Young naive folks are likely to do things which in retrospect are pretty stupid. I was a child once and I was naive too. So I did stupid things. It gets even stupider when said child is trying to say things in a language he does not master. There was an ethnic insult against Anglophones which was current in Québec when I was a kid: “square head.” (The Urban Dictionary states that the insult is always expressed in French but this is false.) I heard the insult without the benefit of knowing English or getting a full explanation as to what it meant. An untrained ear is treacherous. Soon I started calling the Anglos “squirrels.” You can imagine the surprise when someone addressing me in English would get the evil eye accompanied with the exclamation “DAMNED SQUIRREL!!!”
As I was riding on the bus recently, another passenger a few rows behind me was listening to music. He or she had headphones on but the music was loud enough to leak out of the headphones. When there is leakage, it does not matter whether the music is actually Mozart or Britney Spears: it always sounds like someone rhythmically shaking the utensils drawer in the kitchen while a buddy remodels the bathroom with a jackhammer. And then whatever singing there may be sounds like someone screaming in a pillow.
While listening to the other passenger’s utensil music, it occurred to me that I was experiencing the auditory equivalent of having to smell someone’s stink. That is, someone oozing jackhammer music all over the place is not unlike someone smelling like rotten garbage.
It is remarkable that the same people who would not dream of going out of the house smelling like garbage would think nothing of stinking up the air with sound. Well, I guess the answer here is that body odor is commonly associated with bad hygiene. This is where social pressure comes in. It does not really matter what the real story is: if someone smells bad, then the automatic presumption is that that person has bad hygiene. If we were to ask, then maybe the story would be that a baby just pooped on that poor individual and that they are rushing home to change their clothes because they do know that everybody in the world will assume they can’t be bothered to wipe their own asses, etc. When it comes to auditory stink, no presumption of bad hygiene exists. So there is no potential for embarrassment here.

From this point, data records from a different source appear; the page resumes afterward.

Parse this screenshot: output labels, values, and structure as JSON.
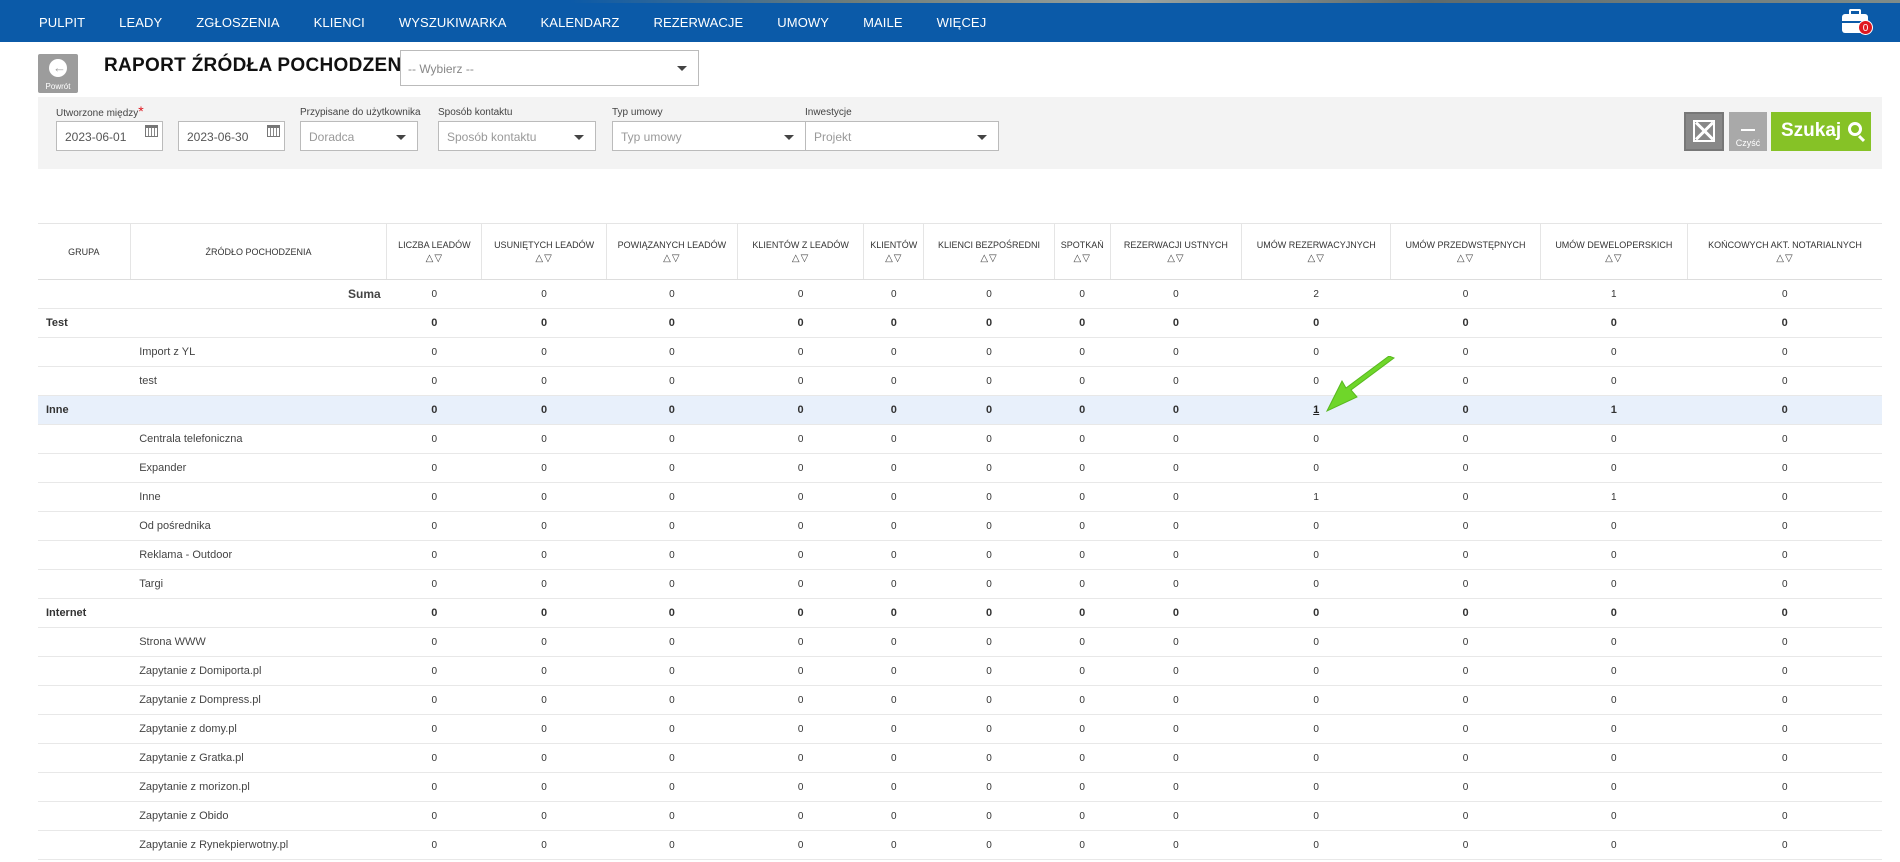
{
  "nav": {
    "items": [
      "PULPIT",
      "LEADY",
      "ZGŁOSZENIA",
      "KLIENCI",
      "WYSZUKIWARKA",
      "KALENDARZ",
      "REZERWACJE",
      "UMOWY",
      "MAILE",
      "WIĘCEJ"
    ],
    "cart_count": "0"
  },
  "header": {
    "back_label": "Powrót",
    "title": "RAPORT ŹRÓDŁA POCHODZENIA",
    "report_select_placeholder": "-- Wybierz --"
  },
  "filters": {
    "created_label": "Utworzone między",
    "date_from": "2023-06-01",
    "date_to": "2023-06-30",
    "assigned_label": "Przypisane do użytkownika",
    "assigned_value": "Doradca",
    "contact_label": "Sposób kontaktu",
    "contact_value": "Sposób kontaktu",
    "contract_type_label": "Typ umowy",
    "contract_type_value": "Typ umowy",
    "investments_label": "Inwestycje",
    "investments_value": "Projekt",
    "clear_label": "Czyść",
    "search_label": "Szukaj"
  },
  "table": {
    "headers": [
      "GRUPA",
      "ŹRÓDŁO POCHODZENIA",
      "LICZBA LEADÓW",
      "USUNIĘTYCH LEADÓW",
      "POWIĄZANYCH LEADÓW",
      "KLIENTÓW Z LEADÓW",
      "KLIENTÓW",
      "KLIENCI BEZPOŚREDNI",
      "SPOTKAŃ",
      "REZERWACJI USTNYCH",
      "UMÓW REZERWACYJNYCH",
      "UMÓW PRZEDWSTĘPNYCH",
      "UMÓW DEWELOPERSKICH",
      "KOŃCOWYCH AKT. NOTARIALNYCH"
    ],
    "sort_glyph": "△▽",
    "rows": [
      {
        "kind": "sum",
        "group": "",
        "source": "Suma",
        "values": [
          "0",
          "0",
          "0",
          "0",
          "0",
          "0",
          "0",
          "0",
          "2",
          "0",
          "1",
          "0"
        ]
      },
      {
        "kind": "group",
        "group": "Test",
        "source": "",
        "values": [
          "0",
          "0",
          "0",
          "0",
          "0",
          "0",
          "0",
          "0",
          "0",
          "0",
          "0",
          "0"
        ]
      },
      {
        "kind": "item",
        "group": "",
        "source": "Import z YL",
        "values": [
          "0",
          "0",
          "0",
          "0",
          "0",
          "0",
          "0",
          "0",
          "0",
          "0",
          "0",
          "0"
        ]
      },
      {
        "kind": "item",
        "group": "",
        "source": "test",
        "values": [
          "0",
          "0",
          "0",
          "0",
          "0",
          "0",
          "0",
          "0",
          "0",
          "0",
          "0",
          "0"
        ]
      },
      {
        "kind": "group",
        "group": "Inne",
        "source": "",
        "highlight": true,
        "link_col": 8,
        "values": [
          "0",
          "0",
          "0",
          "0",
          "0",
          "0",
          "0",
          "0",
          "1",
          "0",
          "1",
          "0"
        ]
      },
      {
        "kind": "item",
        "group": "",
        "source": "Centrala telefoniczna",
        "values": [
          "0",
          "0",
          "0",
          "0",
          "0",
          "0",
          "0",
          "0",
          "0",
          "0",
          "0",
          "0"
        ]
      },
      {
        "kind": "item",
        "group": "",
        "source": "Expander",
        "values": [
          "0",
          "0",
          "0",
          "0",
          "0",
          "0",
          "0",
          "0",
          "0",
          "0",
          "0",
          "0"
        ]
      },
      {
        "kind": "item",
        "group": "",
        "source": "Inne",
        "values": [
          "0",
          "0",
          "0",
          "0",
          "0",
          "0",
          "0",
          "0",
          "1",
          "0",
          "1",
          "0"
        ]
      },
      {
        "kind": "item",
        "group": "",
        "source": "Od pośrednika",
        "values": [
          "0",
          "0",
          "0",
          "0",
          "0",
          "0",
          "0",
          "0",
          "0",
          "0",
          "0",
          "0"
        ]
      },
      {
        "kind": "item",
        "group": "",
        "source": "Reklama - Outdoor",
        "values": [
          "0",
          "0",
          "0",
          "0",
          "0",
          "0",
          "0",
          "0",
          "0",
          "0",
          "0",
          "0"
        ]
      },
      {
        "kind": "item",
        "group": "",
        "source": "Targi",
        "values": [
          "0",
          "0",
          "0",
          "0",
          "0",
          "0",
          "0",
          "0",
          "0",
          "0",
          "0",
          "0"
        ]
      },
      {
        "kind": "group",
        "group": "Internet",
        "source": "",
        "values": [
          "0",
          "0",
          "0",
          "0",
          "0",
          "0",
          "0",
          "0",
          "0",
          "0",
          "0",
          "0"
        ]
      },
      {
        "kind": "item",
        "group": "",
        "source": "Strona WWW",
        "values": [
          "0",
          "0",
          "0",
          "0",
          "0",
          "0",
          "0",
          "0",
          "0",
          "0",
          "0",
          "0"
        ]
      },
      {
        "kind": "item",
        "group": "",
        "source": "Zapytanie z Domiporta.pl",
        "values": [
          "0",
          "0",
          "0",
          "0",
          "0",
          "0",
          "0",
          "0",
          "0",
          "0",
          "0",
          "0"
        ]
      },
      {
        "kind": "item",
        "group": "",
        "source": "Zapytanie z Dompress.pl",
        "values": [
          "0",
          "0",
          "0",
          "0",
          "0",
          "0",
          "0",
          "0",
          "0",
          "0",
          "0",
          "0"
        ]
      },
      {
        "kind": "item",
        "group": "",
        "source": "Zapytanie z domy.pl",
        "values": [
          "0",
          "0",
          "0",
          "0",
          "0",
          "0",
          "0",
          "0",
          "0",
          "0",
          "0",
          "0"
        ]
      },
      {
        "kind": "item",
        "group": "",
        "source": "Zapytanie z Gratka.pl",
        "values": [
          "0",
          "0",
          "0",
          "0",
          "0",
          "0",
          "0",
          "0",
          "0",
          "0",
          "0",
          "0"
        ]
      },
      {
        "kind": "item",
        "group": "",
        "source": "Zapytanie z morizon.pl",
        "values": [
          "0",
          "0",
          "0",
          "0",
          "0",
          "0",
          "0",
          "0",
          "0",
          "0",
          "0",
          "0"
        ]
      },
      {
        "kind": "item",
        "group": "",
        "source": "Zapytanie z Obido",
        "values": [
          "0",
          "0",
          "0",
          "0",
          "0",
          "0",
          "0",
          "0",
          "0",
          "0",
          "0",
          "0"
        ]
      },
      {
        "kind": "item",
        "group": "",
        "source": "Zapytanie z Rynekpierwotny.pl",
        "values": [
          "0",
          "0",
          "0",
          "0",
          "0",
          "0",
          "0",
          "0",
          "0",
          "0",
          "0",
          "0"
        ]
      }
    ]
  },
  "colors": {
    "nav_bg": "#0b5aa8",
    "search_btn": "#86c226",
    "highlight_row": "#e8f0fb",
    "annotation_arrow": "#6fd62a",
    "badge": "#e0171f"
  }
}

Maybe through social engineering there would be a way to make “auditory stink” socially unacceptable. I don’t know where I would start though…
Yes, I’ve heard before about how food manufacturers put sugar in everything but it is only last weekend that the issue became real for me. (Call me “slow” if you will… or call me “Susan” if it rocks your boat.) Debbie wanted to buy canned soup. (Useful to have in a pinch.) She started looking at this and that can saying “can’t have this, can’t have that.” I asked why and she told me the carbs were too high. (Not due to a fad diet, if you are wondering.) So I started looking too. I was flipping cans left and right like a real grocery store ninja but none of the soups had an adequate level of carbs. I noticed that a soup which had pasta in it had as much carbs as a vegetable soup without pasta. This was counterintuitive so I looked closely at both lists of ingredients and quickly found the problem: the vegetable soup, the one without pasta, had high fructose corn syrup (HFCS) listed as the second ingredient. I checked a few other soups which did not advertise any high-carb ingredient in their name or in the picture on the front of the can but they also had HFCS or sugar listed early in the ingredient list.
We’ll have to start looking at alternatives because this is ridiculous.